● **YOUR GOAL**:
Any image in the records is to be skipped; everything else should be reproduced exactly.

● **MATERIAL SUPPLIED**:
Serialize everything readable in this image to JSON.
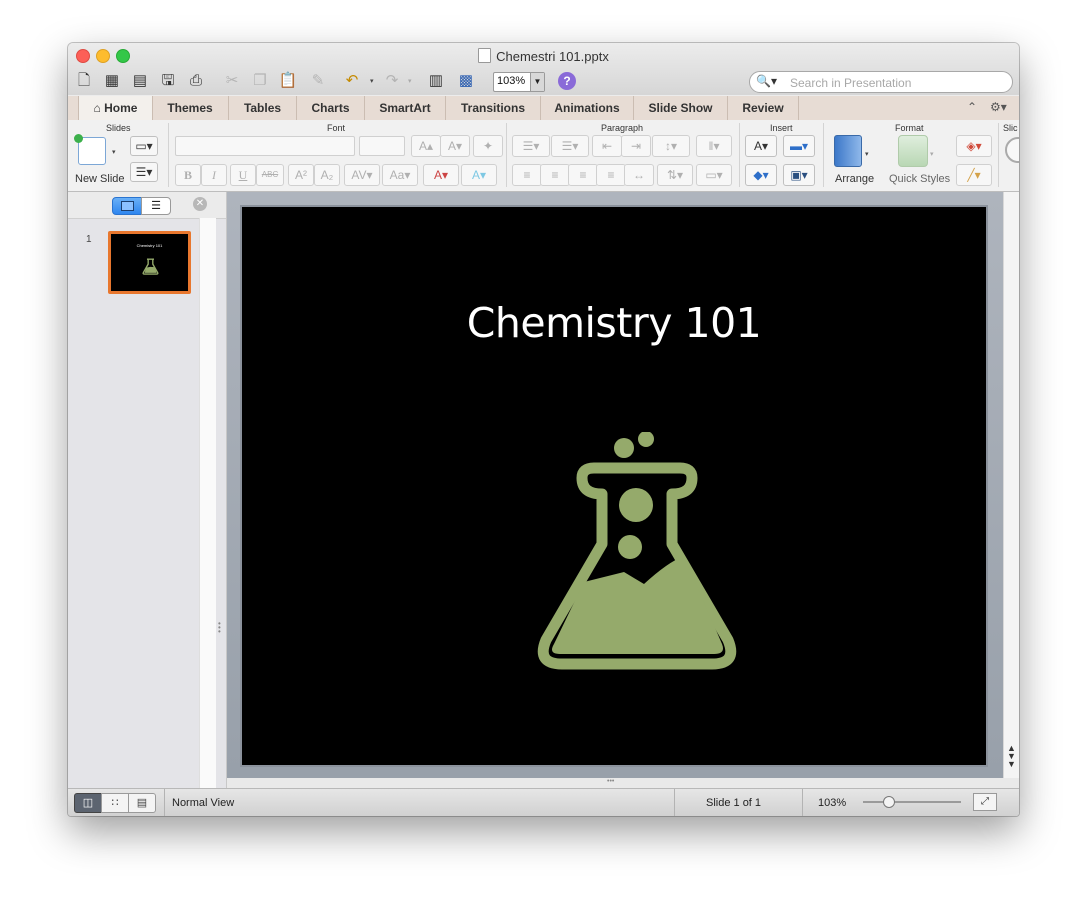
{
  "window": {
    "title": "Chemestri 101.pptx"
  },
  "toolbar": {
    "zoom_value": "103%",
    "search_placeholder": "Search in Presentation"
  },
  "tabs": [
    {
      "label": "Home"
    },
    {
      "label": "Themes"
    },
    {
      "label": "Tables"
    },
    {
      "label": "Charts"
    },
    {
      "label": "SmartArt"
    },
    {
      "label": "Transitions"
    },
    {
      "label": "Animations"
    },
    {
      "label": "Slide Show"
    },
    {
      "label": "Review"
    }
  ],
  "ribbon": {
    "groups": {
      "slides": "Slides",
      "font": "Font",
      "paragraph": "Paragraph",
      "insert": "Insert",
      "format": "Format",
      "slide_show_cut": "Slic"
    },
    "new_slide_label": "New Slide",
    "arrange_label": "Arrange",
    "quick_styles_label": "Quick Styles"
  },
  "slides_pane": {
    "slide_number": "1",
    "thumb_title": "Chemistry 101"
  },
  "slide": {
    "title": "Chemistry 101",
    "icon": "chemistry-flask-icon",
    "icon_color": "#95aa6b",
    "background": "#000000"
  },
  "status": {
    "view_label": "Normal View",
    "slide_counter": "Slide 1 of 1",
    "zoom": "103%"
  },
  "colors": {
    "thumb_border": "#e8772e",
    "tab_bar": "#e7dcd4"
  }
}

● **ANSWER SPACE**:
Serialize everything readable in this image to JSON.
{
  "window": {
    "title": "Chemestri 101.pptx"
  },
  "toolbar": {
    "zoom_value": "103%",
    "search_placeholder": "Search in Presentation"
  },
  "tabs": [
    {
      "label": "Home"
    },
    {
      "label": "Themes"
    },
    {
      "label": "Tables"
    },
    {
      "label": "Charts"
    },
    {
      "label": "SmartArt"
    },
    {
      "label": "Transitions"
    },
    {
      "label": "Animations"
    },
    {
      "label": "Slide Show"
    },
    {
      "label": "Review"
    }
  ],
  "ribbon": {
    "groups": {
      "slides": "Slides",
      "font": "Font",
      "paragraph": "Paragraph",
      "insert": "Insert",
      "format": "Format",
      "slide_show_cut": "Slic"
    },
    "new_slide_label": "New Slide",
    "arrange_label": "Arrange",
    "quick_styles_label": "Quick Styles"
  },
  "slides_pane": {
    "slide_number": "1",
    "thumb_title": "Chemistry 101"
  },
  "slide": {
    "title": "Chemistry 101",
    "icon": "chemistry-flask-icon",
    "icon_color": "#95aa6b",
    "background": "#000000"
  },
  "status": {
    "view_label": "Normal View",
    "slide_counter": "Slide 1 of 1",
    "zoom": "103%"
  },
  "colors": {
    "thumb_border": "#e8772e",
    "tab_bar": "#e7dcd4"
  }
}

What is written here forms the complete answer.